Far more commonly though, violence takes place between two people who know each other. Think of bullying. Sexual assault. Child abuse. Intimate partner violence.
The new Center for Research on Interpersonal Violence brings together researchers from across Georgia State University who study these more personal forms of abuse, with the goal of finding ways to combat them. The center brings together researchers from the Department of Psychology, the School of Public Health and the Andrew Young School of Policy Studies.
“Different forms of interpersonal violence are interconnected and often intersect with so many other public health problems and areas of study,” said professor Dominic Parrott of Psychology, the center’s founding director. “Because of this interconnectedness, the study of interpersonal violence is very complex and requires multiple perspectives to make real progress.”
Scholars who study violence often look at one aspect of the problem, Parrott explained. People who study perpetrators of child abuse often don’t look at whether these individuals are also violent toward their intimate partners, for example. Similarly, researchers who study date rape don’t examine sexual violence within marriage. Other areas of research focus on problems that often intersect with violence: alcohol abuse, HIV transmission, homophobia.
“One way to break down all of those silos is to bring together researchers who are studying different aspects of these problems or who are studying them from different perspectives,” Parrott said.
The center will provide options for faculty and graduate students to share grant proposals, papers and ideas.

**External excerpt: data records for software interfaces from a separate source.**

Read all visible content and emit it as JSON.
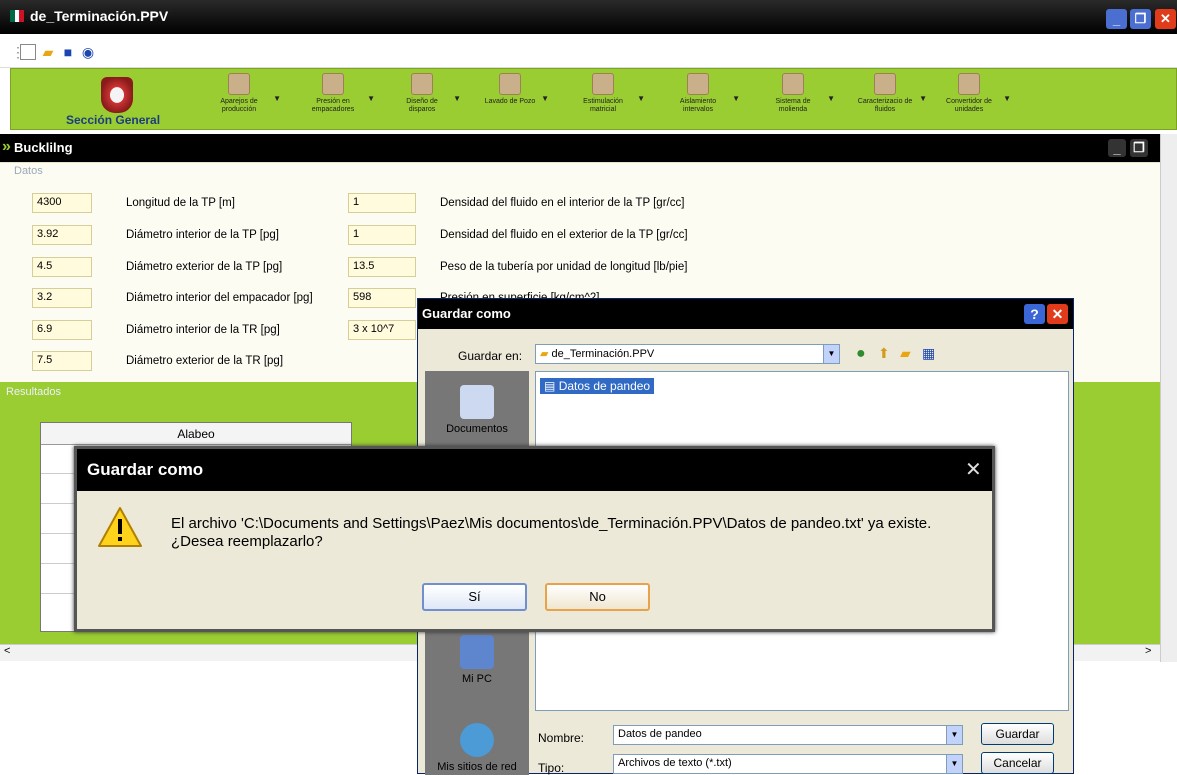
{
  "main_window": {
    "title": "de_Terminación.PPV"
  },
  "ribbon": {
    "seccion": "Sección General",
    "items": [
      {
        "label": "Aparejos de producción"
      },
      {
        "label": "Presión en empacadores"
      },
      {
        "label": "Diseño de disparos"
      },
      {
        "label": "Lavado de Pozo"
      },
      {
        "label": "Estimulación matricial"
      },
      {
        "label": "Aislamiento intervalos"
      },
      {
        "label": "Sistema de molienda"
      },
      {
        "label": "Caracterizacio de fluidos"
      },
      {
        "label": "Convertidor de unidades"
      }
    ]
  },
  "child_window": {
    "title": "Bucklilng"
  },
  "datos": {
    "legend": "Datos",
    "left": [
      {
        "value": "4300",
        "label": "Longitud de la TP [m]"
      },
      {
        "value": "3.92",
        "label": "Diámetro interior de la TP [pg]"
      },
      {
        "value": "4.5",
        "label": "Diámetro exterior de la TP [pg]"
      },
      {
        "value": "3.2",
        "label": "Diámetro interior del empacador [pg]"
      },
      {
        "value": "6.9",
        "label": "Diámetro interior de la TR [pg]"
      },
      {
        "value": "7.5",
        "label": "Diámetro exterior de la TR [pg]"
      }
    ],
    "right": [
      {
        "value": "1",
        "label": "Densidad del fluido en el interior de la TP [gr/cc]"
      },
      {
        "value": "1",
        "label": "Densidad del fluido en el exterior de la TP [gr/cc]"
      },
      {
        "value": "13.5",
        "label": "Peso de la tubería por unidad de longitud [lb/pie]"
      },
      {
        "value": "598",
        "label": "Presión en superficie [kg/cm^2]"
      },
      {
        "value": "3 x 10^7",
        "label": ""
      }
    ]
  },
  "resultados": {
    "legend": "Resultados",
    "header": "Alabeo"
  },
  "save_dialog": {
    "title": "Guardar como",
    "help": "?",
    "save_in_label": "Guardar en:",
    "save_in_value": "de_Terminación.PPV",
    "places": [
      {
        "label": "Documentos"
      },
      {
        "label": "Mi PC"
      },
      {
        "label": "Mis sitios de red"
      }
    ],
    "files": [
      "Datos de pandeo"
    ],
    "name_label": "Nombre:",
    "name_value": "Datos de pandeo",
    "type_label": "Tipo:",
    "type_value": "Archivos de texto (*.txt)",
    "save_button": "Guardar",
    "cancel_button": "Cancelar"
  },
  "confirm_dialog": {
    "title": "Guardar como",
    "message_line1": "El archivo 'C:\\Documents and Settings\\Paez\\Mis documentos\\de_Terminación.PPV\\Datos de pandeo.txt' ya existe.",
    "message_line2": "¿Desea reemplazarlo?",
    "yes_button": "Sí",
    "no_button": "No"
  },
  "colors": {
    "ribbon": "#9acd32",
    "titlebar": "#000000",
    "close": "#e03c1c"
  }
}
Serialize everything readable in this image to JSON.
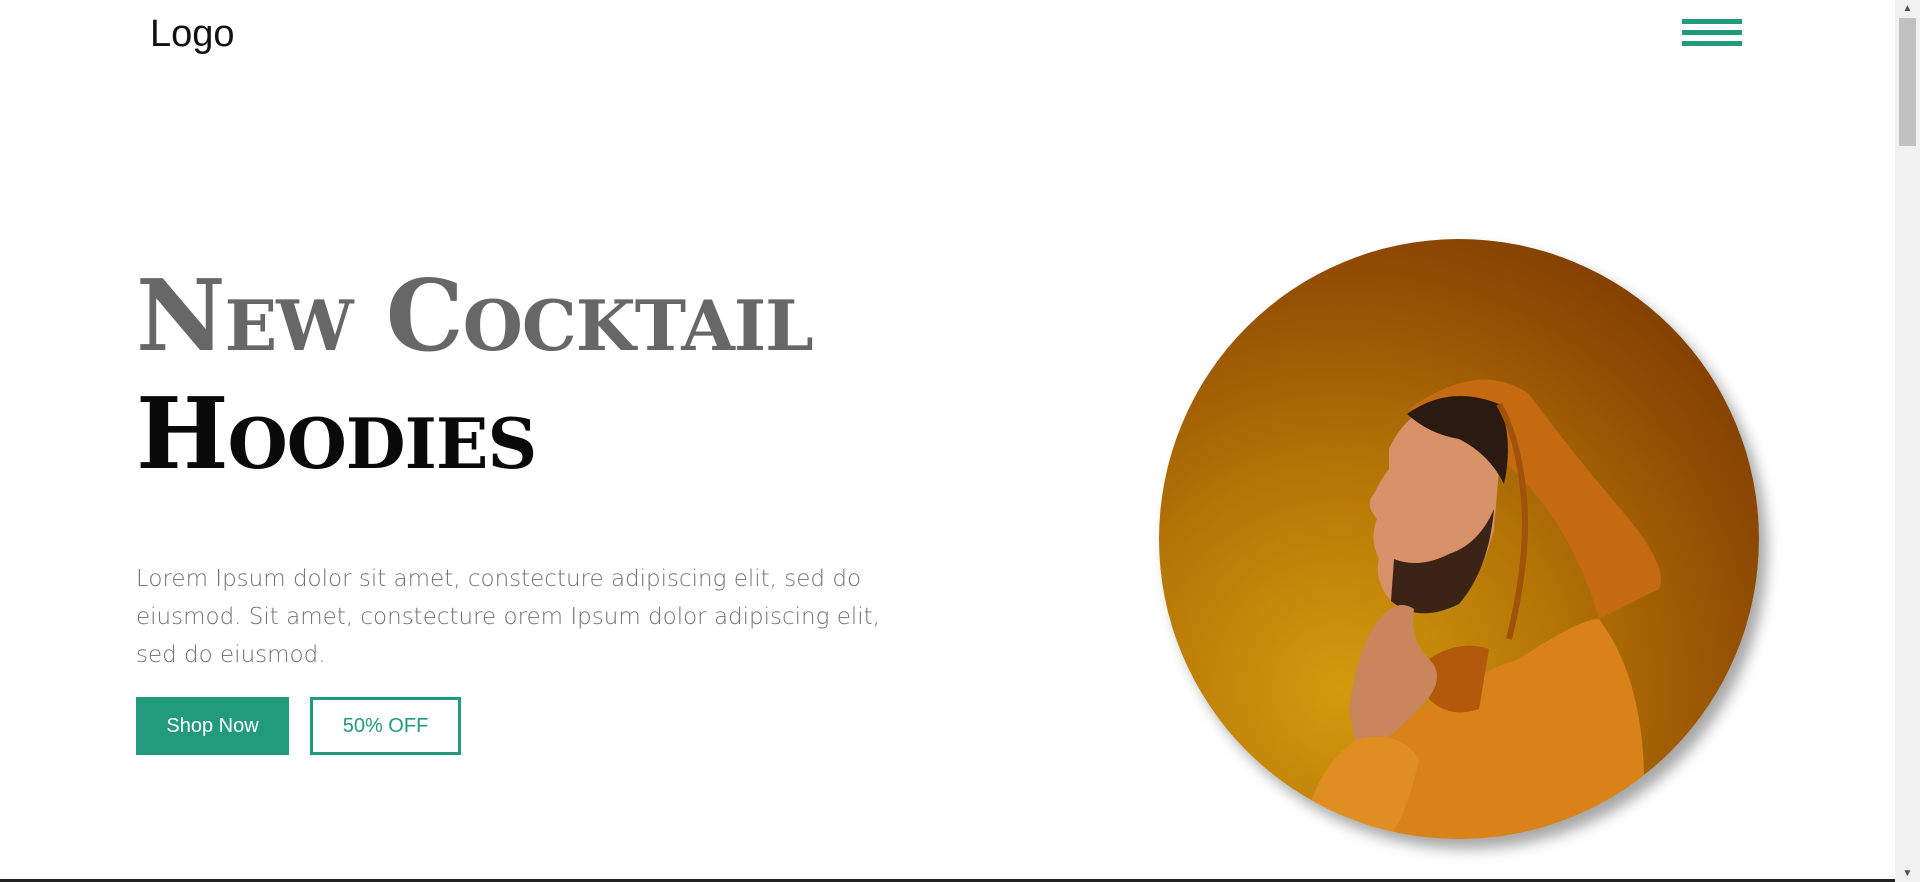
{
  "header": {
    "logo_text": "Logo",
    "menu_icon": "hamburger-menu-icon"
  },
  "hero": {
    "title_line1": "New Cocktail",
    "title_line2": "Hoodies",
    "description": "Lorem Ipsum dolor sit amet, constecture adipiscing elit, sed do eiusmod. Sit amet, constecture orem Ipsum dolor adipiscing elit, sed do eiusmod.",
    "primary_button": "Shop Now",
    "secondary_button": "50% OFF",
    "image_alt": "Man in orange hoodie"
  },
  "colors": {
    "accent": "#219a7e",
    "title_gray": "#676767",
    "title_dark": "#0a0a0a",
    "text_gray": "#707070"
  },
  "scrollbar": {
    "up_icon": "scroll-up-arrow-icon",
    "down_icon": "scroll-down-arrow-icon"
  }
}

The center will also bring scholars to campus each year to speak and meet with faculty and students.
Parrott admits no amount of research will ever eradicate violence. But working together, he says, researchers can find ways to prevent violence and reduce the harm done. In practice, that could mean creating policy recommendations for governments or interventions for individuals.
“Interpersonal violence is facilitated by risk factors at multiple levels, from societal norms to individual attitudes to brain-based mechanisms,” he said. “We are trying to bring together scholars with expertise across these various perspectives in order to prevent violence and the many public health problems with which it’s associated.”
Learn more about the Center for Research on Interpersonal Violence.